- The same pair of gloves were used to dispose of boxes and then prepare food
- An employee’s pocket knife was seen on a food prep surface
- Raw meat transport carts were leaning against food prep tables
- Wooden transit pallets were not maintained or cleaned
- A sanitized tool was found resting on an unclean pallet in the processing area
And, maybe worst of all, Darwin’s Natural Pet Food logs reportedly showed that Salmonella and E. coli had been discovered during a test, and yet no corrective actions or subsequent tests were carried out after the initial cleaning.
Systems are designed to streamline processes, establish standards, and ensure that contamination doesn’t occur. However, when nobody enforces compliance, people (or, in this case, pets) end up paying for it.
Do this instead: Clearly identify and control hazards, establish detailed procedures and a schedule for frequent testing, document corrective actions step-by-step, and detail and enforce consequences for employees that fail to abide by these procedures.
3) They Didn’t Establish a Food Safety Culture
In the end, the crux of the issue is clear: apathy towards food safety came from the top. It seems obvious that Gary Tashjian and his management team failed to prioritize proper food safety standards. They allowed the facility to fall into disarray, failed to train employees, and they didn’t effectively correct issues when they arose – which is painfully evident from the five recalls that were issued by the company in the last eighteen months.
They also didn’t understand or value the importance of meeting compliance standards, as Food Safety News reports:
“Speaking under conditions of anonymity, the former employee described a reluctance on the part of company management to engage in developing and implementing food safety programs, including a sanitation program, environmental swabbing and HACCP.”
When the higher levels of a company don’t establish food safety as a value that’s central to the company, issues down the road become inevitable. Employees learn to not be so strict with procedures, tasks end up incomplete, and the entire organization suffers.
Do this instead: Instill food safety as a core value from the moment new hires walk into your door, lead by example, and give your food safety coordinator the authority and budget to maintain and enforce detailed, effective food safety protocols with the resources and technology they need to do their job to the highest standards, which protects your brand and preserves stakeholder value.

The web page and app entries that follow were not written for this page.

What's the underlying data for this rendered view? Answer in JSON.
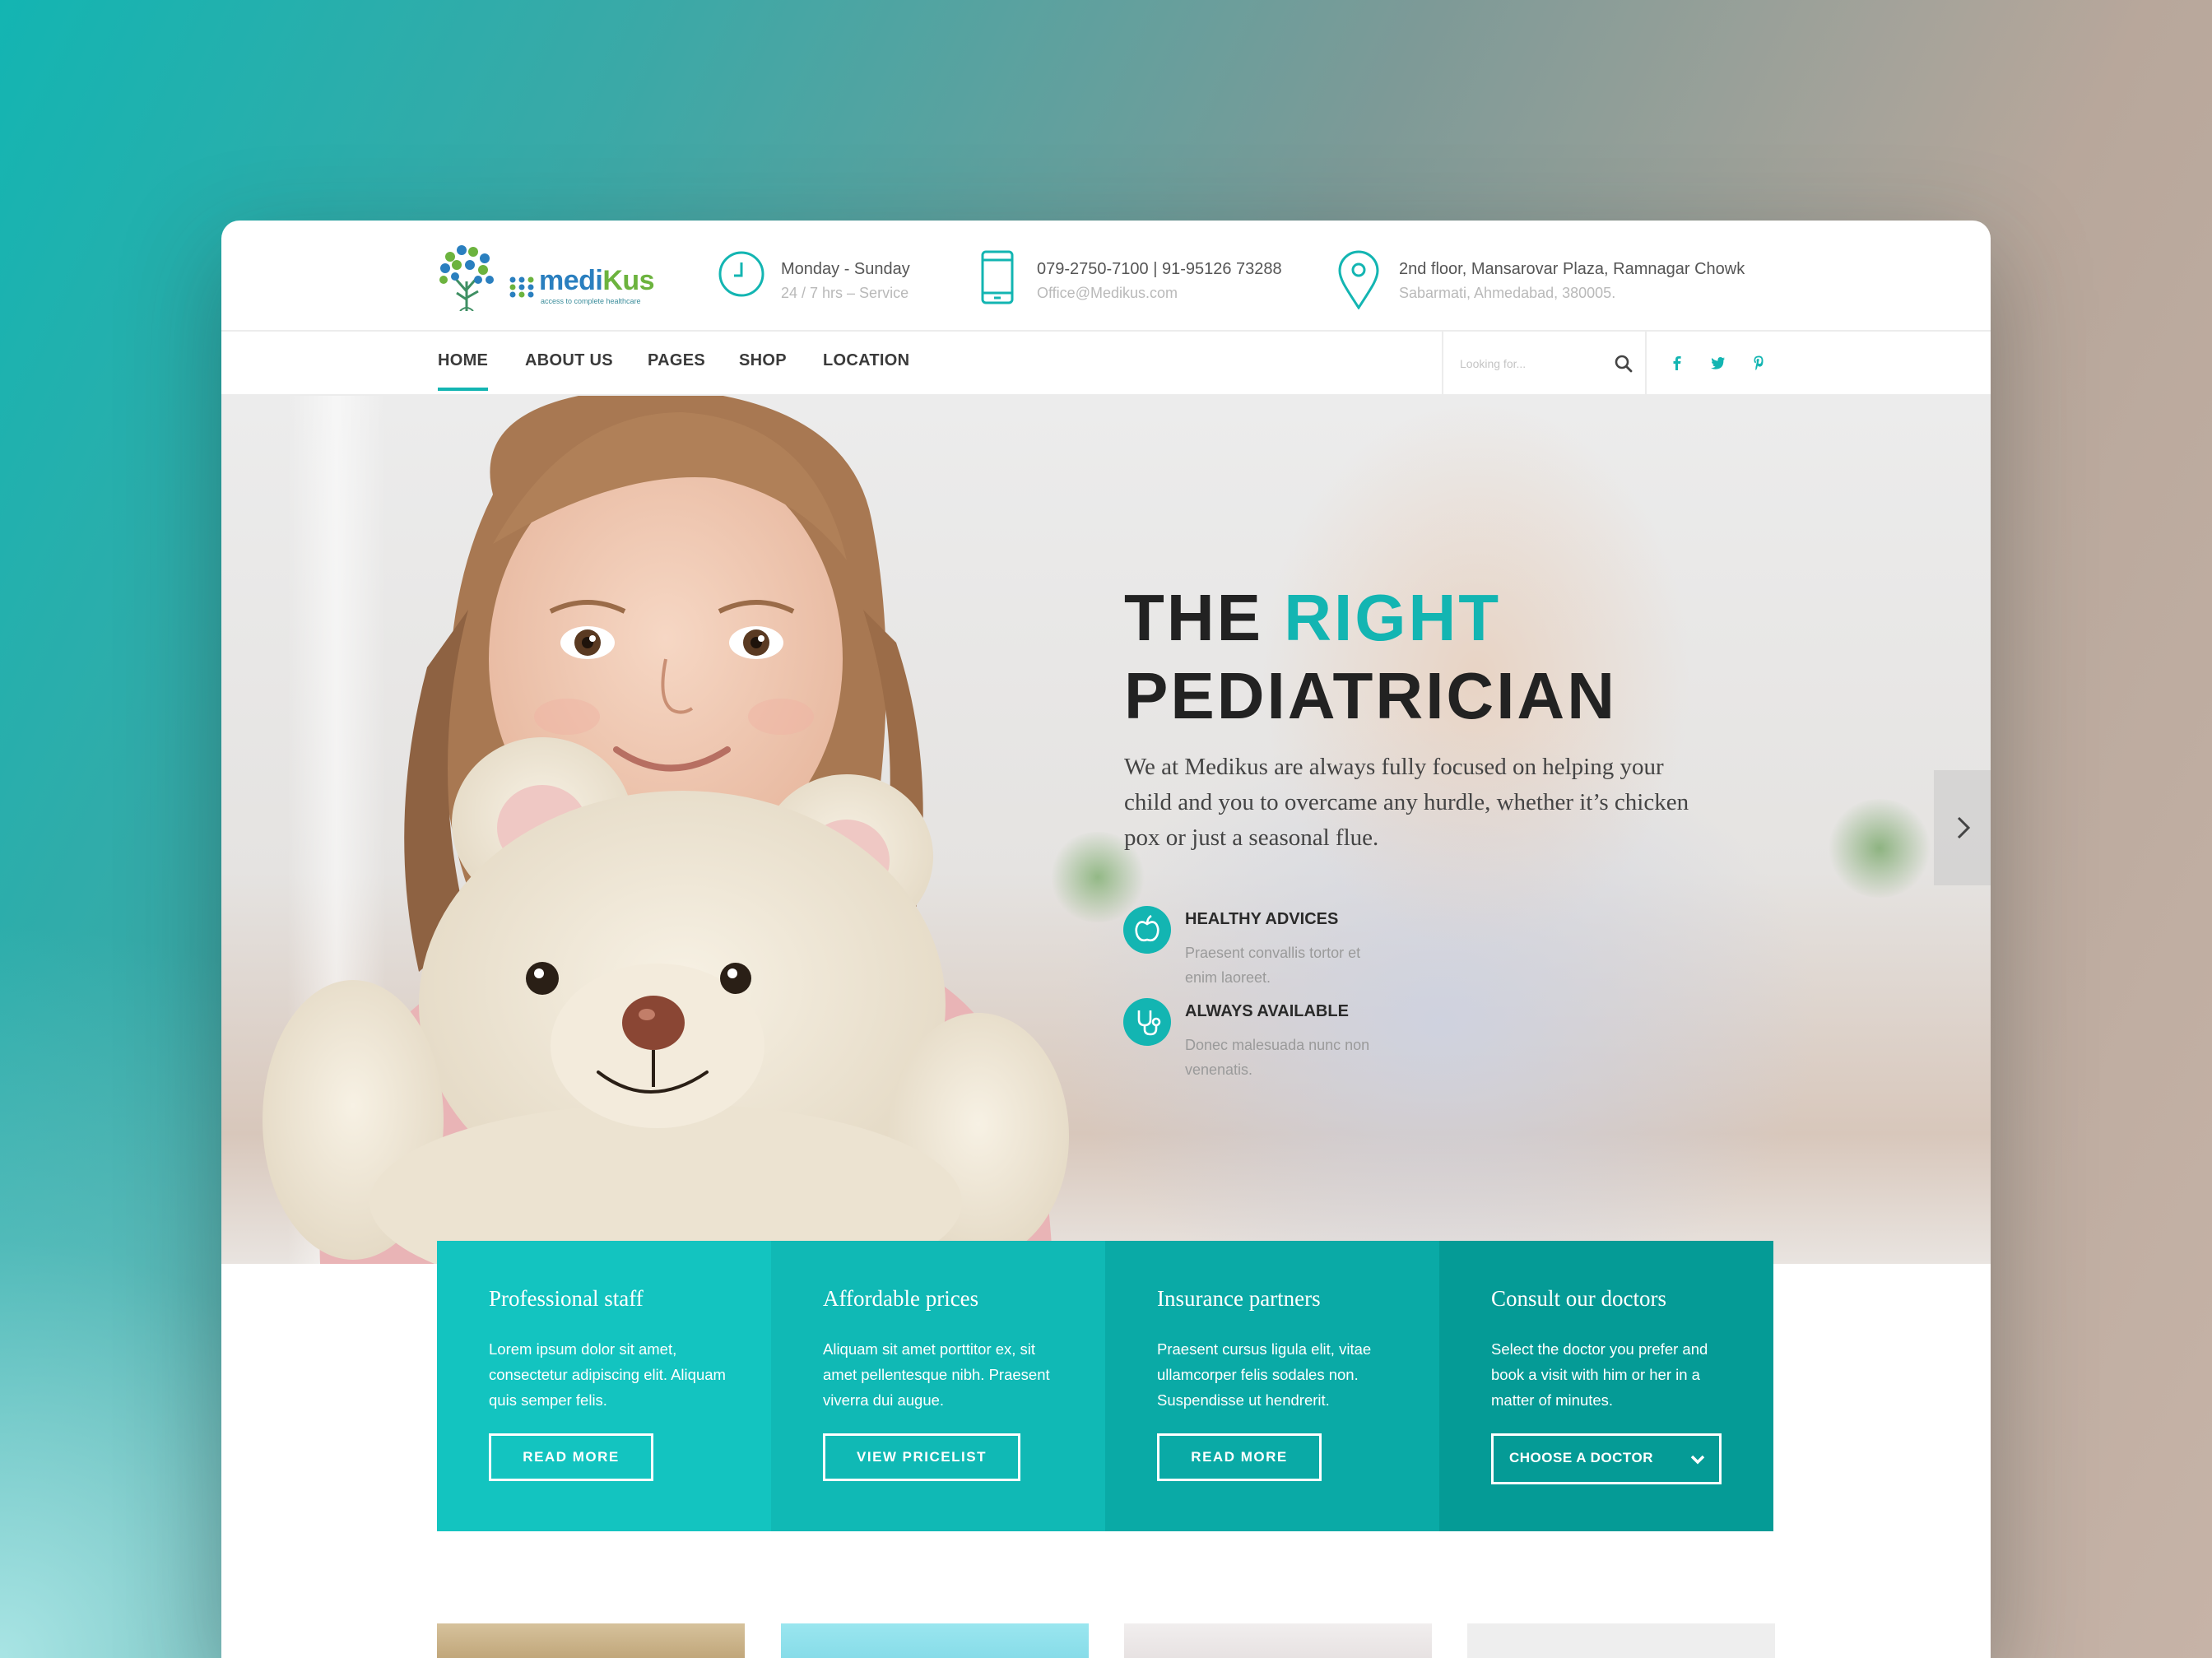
{
  "brand": {
    "name_part1": "medi",
    "name_part2": "Kus",
    "tagline": "access to complete healthcare"
  },
  "contact": {
    "hours_title": "Monday - Sunday",
    "hours_sub": "24 / 7 hrs – Service",
    "phone_title": "079-2750-7100 | 91-95126 73288",
    "phone_sub": "Office@Medikus.com",
    "address_title": "2nd floor, Mansarovar Plaza, Ramnagar Chowk",
    "address_sub": "Sabarmati, Ahmedabad, 380005."
  },
  "nav": {
    "items": [
      {
        "label": "HOME",
        "active": true
      },
      {
        "label": "ABOUT US"
      },
      {
        "label": "PAGES"
      },
      {
        "label": "SHOP"
      },
      {
        "label": "LOCATION"
      }
    ],
    "search_placeholder": "Looking for...",
    "social_icons": [
      "facebook-icon",
      "twitter-icon",
      "pinterest-icon"
    ]
  },
  "hero": {
    "title_part1": "THE ",
    "title_accent": "RIGHT",
    "title_line2": "PEDIATRICIAN",
    "text": "We at Medikus are always fully focused on helping your child and you to overcame any hurdle, whether it’s chicken pox or just a seasonal flue.",
    "features": [
      {
        "title": "HEALTHY ADVICES",
        "text": "Praesent convallis tortor et enim laoreet.",
        "icon": "apple-icon"
      },
      {
        "title": "ALWAYS AVAILABLE",
        "text": "Donec malesuada nunc non venenatis.",
        "icon": "stethoscope-icon"
      }
    ]
  },
  "boxes": [
    {
      "title": "Professional staff",
      "text": "Lorem ipsum dolor sit amet, consectetur adipiscing elit. Aliquam quis semper felis.",
      "button": "READ MORE",
      "color": "#13c4c0"
    },
    {
      "title": "Affordable prices",
      "text": "Aliquam sit amet porttitor ex, sit amet pellentesque nibh. Praesent viverra dui augue.",
      "button": "VIEW PRICELIST",
      "color": "#10b9b5"
    },
    {
      "title": "Insurance partners",
      "text": "Praesent cursus ligula elit, vitae ullamcorper felis sodales non. Suspendisse ut hendrerit.",
      "button": "READ MORE",
      "color": "#0aaaa6"
    },
    {
      "title": "Consult our doctors",
      "text": "Select the doctor you prefer and book a visit with him or her in a matter of minutes.",
      "select_value": "CHOOSE A DOCTOR",
      "color": "#059b96"
    }
  ],
  "theme": {
    "accent": "#13b5b2",
    "text_dark": "#222222"
  }
}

The level of apparent criminal negligence in this case is, of course, not typical for the industry. The majority of food companies do their best to produce safe products and it’s not easy. That’s why we created Icicle, a comprehensive food safety and production management platform that simplifies the creation of food safety plans, helps you track safety systems and procedures, and automates a variety of tasks that are inefficient when done manually.